Show me each line of the listing below where the word "Todas" appears.

> [Recorded information]
⟨
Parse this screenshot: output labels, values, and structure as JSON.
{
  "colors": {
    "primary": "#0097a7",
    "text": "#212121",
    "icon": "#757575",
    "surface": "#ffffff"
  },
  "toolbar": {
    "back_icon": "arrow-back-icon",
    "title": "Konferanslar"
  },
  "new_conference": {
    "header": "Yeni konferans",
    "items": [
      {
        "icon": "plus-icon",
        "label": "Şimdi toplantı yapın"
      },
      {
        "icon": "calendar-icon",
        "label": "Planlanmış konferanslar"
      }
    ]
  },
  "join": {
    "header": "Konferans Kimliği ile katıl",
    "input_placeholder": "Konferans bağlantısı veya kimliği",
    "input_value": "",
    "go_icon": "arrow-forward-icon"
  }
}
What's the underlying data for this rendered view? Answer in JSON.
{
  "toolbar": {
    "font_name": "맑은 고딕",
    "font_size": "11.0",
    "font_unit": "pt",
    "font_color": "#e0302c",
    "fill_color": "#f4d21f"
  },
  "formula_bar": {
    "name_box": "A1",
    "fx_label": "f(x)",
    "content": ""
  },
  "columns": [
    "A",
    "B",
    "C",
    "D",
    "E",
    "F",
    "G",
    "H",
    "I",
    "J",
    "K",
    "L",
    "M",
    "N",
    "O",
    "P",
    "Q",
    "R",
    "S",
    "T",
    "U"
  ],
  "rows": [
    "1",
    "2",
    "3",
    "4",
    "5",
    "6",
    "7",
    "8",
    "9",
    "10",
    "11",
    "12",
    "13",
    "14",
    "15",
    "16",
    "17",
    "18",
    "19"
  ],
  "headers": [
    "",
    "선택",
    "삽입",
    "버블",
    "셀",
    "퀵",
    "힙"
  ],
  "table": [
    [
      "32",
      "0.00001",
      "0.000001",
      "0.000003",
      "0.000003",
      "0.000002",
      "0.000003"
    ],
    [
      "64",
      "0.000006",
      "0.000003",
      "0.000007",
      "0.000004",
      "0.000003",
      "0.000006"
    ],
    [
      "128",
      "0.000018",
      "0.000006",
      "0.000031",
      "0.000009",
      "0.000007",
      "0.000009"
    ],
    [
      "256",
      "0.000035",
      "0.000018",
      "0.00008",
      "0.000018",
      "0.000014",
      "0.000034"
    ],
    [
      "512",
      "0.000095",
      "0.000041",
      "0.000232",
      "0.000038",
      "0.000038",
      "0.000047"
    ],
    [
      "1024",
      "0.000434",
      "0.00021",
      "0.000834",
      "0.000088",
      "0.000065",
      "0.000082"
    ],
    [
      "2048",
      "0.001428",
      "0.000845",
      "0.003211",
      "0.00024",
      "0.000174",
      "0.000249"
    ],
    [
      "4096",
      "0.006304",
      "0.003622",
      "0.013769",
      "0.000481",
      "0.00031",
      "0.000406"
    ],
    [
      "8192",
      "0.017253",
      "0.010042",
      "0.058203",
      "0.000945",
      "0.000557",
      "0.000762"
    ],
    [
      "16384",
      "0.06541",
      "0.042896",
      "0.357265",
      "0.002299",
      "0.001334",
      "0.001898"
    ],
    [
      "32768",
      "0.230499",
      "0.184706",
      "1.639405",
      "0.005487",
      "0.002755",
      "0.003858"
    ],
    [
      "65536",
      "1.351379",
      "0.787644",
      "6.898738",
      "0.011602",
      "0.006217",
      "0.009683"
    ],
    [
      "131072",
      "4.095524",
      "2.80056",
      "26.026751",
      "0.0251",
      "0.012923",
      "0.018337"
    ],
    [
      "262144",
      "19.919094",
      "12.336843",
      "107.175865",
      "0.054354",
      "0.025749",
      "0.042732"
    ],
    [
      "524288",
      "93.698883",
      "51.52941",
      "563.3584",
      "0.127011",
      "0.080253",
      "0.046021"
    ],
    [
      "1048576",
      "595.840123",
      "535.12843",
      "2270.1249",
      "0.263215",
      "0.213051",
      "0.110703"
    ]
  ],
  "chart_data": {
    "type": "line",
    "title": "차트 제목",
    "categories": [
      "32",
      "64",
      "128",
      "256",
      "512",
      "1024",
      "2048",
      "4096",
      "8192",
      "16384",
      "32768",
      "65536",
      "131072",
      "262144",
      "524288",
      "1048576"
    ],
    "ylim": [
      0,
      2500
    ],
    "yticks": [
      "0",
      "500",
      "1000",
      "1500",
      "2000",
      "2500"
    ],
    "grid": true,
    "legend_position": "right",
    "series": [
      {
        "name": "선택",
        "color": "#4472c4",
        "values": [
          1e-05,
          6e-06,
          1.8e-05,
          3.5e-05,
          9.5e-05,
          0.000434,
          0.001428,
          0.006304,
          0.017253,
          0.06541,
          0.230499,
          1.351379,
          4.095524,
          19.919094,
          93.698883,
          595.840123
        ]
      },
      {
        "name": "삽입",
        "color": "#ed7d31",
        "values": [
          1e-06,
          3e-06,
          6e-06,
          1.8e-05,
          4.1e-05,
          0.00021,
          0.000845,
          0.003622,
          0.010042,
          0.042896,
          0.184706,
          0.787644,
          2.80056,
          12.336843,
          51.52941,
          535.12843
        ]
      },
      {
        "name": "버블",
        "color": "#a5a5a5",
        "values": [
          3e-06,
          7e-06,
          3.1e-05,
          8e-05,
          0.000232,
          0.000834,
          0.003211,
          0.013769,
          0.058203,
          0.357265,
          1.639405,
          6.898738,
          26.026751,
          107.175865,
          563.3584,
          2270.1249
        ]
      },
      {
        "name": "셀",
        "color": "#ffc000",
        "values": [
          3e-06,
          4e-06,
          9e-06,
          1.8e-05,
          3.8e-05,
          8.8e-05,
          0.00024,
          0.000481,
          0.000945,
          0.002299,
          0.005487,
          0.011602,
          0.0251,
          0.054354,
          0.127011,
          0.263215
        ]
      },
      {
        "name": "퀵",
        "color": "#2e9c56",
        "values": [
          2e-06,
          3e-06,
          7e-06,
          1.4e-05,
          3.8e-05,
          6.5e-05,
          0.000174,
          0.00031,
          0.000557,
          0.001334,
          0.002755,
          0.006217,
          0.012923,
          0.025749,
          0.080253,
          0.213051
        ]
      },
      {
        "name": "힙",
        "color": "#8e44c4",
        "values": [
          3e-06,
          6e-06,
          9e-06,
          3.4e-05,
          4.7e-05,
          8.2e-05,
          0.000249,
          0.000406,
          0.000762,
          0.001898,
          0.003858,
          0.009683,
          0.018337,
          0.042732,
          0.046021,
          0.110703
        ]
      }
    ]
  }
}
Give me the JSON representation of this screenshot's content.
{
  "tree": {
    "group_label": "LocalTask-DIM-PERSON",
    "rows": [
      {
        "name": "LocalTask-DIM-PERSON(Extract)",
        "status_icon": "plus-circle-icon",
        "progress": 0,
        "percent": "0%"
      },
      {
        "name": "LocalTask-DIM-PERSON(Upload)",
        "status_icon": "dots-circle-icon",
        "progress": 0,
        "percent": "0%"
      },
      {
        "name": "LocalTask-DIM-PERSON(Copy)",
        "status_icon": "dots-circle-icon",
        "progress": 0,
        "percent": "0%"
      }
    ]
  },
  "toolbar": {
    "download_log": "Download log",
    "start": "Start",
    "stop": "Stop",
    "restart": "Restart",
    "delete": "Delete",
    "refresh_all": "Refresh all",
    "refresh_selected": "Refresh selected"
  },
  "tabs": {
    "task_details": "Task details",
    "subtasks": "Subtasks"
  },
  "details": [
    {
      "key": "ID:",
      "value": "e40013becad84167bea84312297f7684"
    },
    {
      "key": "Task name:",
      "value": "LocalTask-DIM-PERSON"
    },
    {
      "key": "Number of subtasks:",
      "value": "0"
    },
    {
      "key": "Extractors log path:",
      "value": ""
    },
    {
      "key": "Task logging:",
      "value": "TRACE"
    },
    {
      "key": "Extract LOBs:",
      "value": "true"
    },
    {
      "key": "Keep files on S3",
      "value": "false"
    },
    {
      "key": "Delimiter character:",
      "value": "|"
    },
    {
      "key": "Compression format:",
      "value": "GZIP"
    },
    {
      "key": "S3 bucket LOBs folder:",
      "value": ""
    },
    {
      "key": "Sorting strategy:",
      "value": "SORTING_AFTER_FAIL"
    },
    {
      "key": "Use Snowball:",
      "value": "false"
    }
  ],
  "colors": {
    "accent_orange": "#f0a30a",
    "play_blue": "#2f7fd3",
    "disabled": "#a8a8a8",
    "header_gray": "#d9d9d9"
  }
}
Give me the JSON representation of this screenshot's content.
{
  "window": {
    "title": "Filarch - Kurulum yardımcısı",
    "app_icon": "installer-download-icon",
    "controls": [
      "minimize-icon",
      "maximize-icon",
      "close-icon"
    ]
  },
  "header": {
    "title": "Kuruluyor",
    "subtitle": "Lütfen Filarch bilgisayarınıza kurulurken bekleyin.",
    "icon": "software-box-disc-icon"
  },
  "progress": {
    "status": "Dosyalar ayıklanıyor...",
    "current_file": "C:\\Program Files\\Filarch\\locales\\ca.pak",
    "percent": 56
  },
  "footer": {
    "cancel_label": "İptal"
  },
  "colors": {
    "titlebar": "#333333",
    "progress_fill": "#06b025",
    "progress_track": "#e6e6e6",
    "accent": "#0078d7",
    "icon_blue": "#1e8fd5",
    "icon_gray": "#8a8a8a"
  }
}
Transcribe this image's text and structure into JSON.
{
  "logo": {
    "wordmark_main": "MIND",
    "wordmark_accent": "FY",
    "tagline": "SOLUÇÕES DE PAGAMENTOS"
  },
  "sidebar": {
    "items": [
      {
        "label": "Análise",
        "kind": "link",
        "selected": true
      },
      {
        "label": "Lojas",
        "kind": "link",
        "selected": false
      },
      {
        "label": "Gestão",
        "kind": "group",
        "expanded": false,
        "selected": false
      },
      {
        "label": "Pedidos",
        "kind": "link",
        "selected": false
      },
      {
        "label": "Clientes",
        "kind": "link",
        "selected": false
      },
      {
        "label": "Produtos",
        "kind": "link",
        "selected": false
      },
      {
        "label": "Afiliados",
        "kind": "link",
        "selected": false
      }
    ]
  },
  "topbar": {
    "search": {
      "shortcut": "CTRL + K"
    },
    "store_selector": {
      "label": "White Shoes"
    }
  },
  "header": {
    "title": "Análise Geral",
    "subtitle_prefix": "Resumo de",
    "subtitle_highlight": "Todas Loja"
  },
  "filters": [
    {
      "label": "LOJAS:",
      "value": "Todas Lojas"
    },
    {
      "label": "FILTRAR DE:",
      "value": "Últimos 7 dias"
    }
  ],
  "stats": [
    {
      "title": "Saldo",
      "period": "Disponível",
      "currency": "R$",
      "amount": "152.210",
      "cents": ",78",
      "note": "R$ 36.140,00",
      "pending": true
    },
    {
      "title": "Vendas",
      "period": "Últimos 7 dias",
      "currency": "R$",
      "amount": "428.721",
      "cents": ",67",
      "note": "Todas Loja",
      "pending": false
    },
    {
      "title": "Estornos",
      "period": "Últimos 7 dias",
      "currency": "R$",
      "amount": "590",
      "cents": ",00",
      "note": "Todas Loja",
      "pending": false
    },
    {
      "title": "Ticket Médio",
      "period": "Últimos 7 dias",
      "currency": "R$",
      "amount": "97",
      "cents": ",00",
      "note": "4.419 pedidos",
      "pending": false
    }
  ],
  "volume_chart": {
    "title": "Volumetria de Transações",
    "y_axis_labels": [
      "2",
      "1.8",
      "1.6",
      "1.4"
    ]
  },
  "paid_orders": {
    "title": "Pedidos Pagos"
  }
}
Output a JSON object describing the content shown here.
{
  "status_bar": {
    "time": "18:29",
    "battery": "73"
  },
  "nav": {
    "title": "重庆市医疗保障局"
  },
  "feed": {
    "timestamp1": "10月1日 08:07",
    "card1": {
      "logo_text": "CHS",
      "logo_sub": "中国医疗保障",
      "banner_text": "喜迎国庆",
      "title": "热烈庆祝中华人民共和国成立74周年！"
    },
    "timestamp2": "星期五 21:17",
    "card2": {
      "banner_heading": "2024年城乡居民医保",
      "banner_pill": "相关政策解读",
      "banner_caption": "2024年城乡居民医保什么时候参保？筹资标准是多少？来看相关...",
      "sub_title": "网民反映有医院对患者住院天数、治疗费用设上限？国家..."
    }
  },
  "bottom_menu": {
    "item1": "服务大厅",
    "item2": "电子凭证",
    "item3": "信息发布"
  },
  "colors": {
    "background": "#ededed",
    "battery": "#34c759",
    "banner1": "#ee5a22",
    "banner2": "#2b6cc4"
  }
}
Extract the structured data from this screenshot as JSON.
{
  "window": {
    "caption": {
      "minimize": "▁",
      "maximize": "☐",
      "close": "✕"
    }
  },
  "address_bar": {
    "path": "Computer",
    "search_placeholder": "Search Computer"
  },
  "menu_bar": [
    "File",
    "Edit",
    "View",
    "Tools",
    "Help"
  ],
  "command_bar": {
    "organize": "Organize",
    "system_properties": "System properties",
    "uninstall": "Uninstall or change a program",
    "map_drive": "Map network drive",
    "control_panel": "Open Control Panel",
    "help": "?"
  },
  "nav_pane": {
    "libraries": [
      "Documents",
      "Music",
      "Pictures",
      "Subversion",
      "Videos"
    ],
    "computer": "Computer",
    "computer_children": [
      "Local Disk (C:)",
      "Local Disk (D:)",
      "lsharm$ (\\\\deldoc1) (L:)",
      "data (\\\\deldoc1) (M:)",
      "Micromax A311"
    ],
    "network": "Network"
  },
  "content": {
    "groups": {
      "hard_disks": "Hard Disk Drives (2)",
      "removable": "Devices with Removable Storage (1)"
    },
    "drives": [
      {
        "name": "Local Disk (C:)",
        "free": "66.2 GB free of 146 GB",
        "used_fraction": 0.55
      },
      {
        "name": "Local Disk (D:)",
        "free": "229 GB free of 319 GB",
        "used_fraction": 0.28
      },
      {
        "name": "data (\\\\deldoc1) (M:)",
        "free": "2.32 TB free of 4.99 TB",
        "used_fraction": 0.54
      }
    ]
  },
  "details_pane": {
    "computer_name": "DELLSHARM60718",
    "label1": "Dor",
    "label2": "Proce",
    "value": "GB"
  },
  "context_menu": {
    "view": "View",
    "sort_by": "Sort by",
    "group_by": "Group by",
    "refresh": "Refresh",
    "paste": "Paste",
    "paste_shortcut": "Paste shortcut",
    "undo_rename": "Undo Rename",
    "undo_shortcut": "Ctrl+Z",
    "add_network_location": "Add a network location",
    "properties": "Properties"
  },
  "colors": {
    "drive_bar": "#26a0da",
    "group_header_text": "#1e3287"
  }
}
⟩
> [Written response]
    "subtitle_highlight": "Todas Loja"
      "value": "Todas Lojas"
      "note": "Todas Loja",
      "note": "Todas Loja",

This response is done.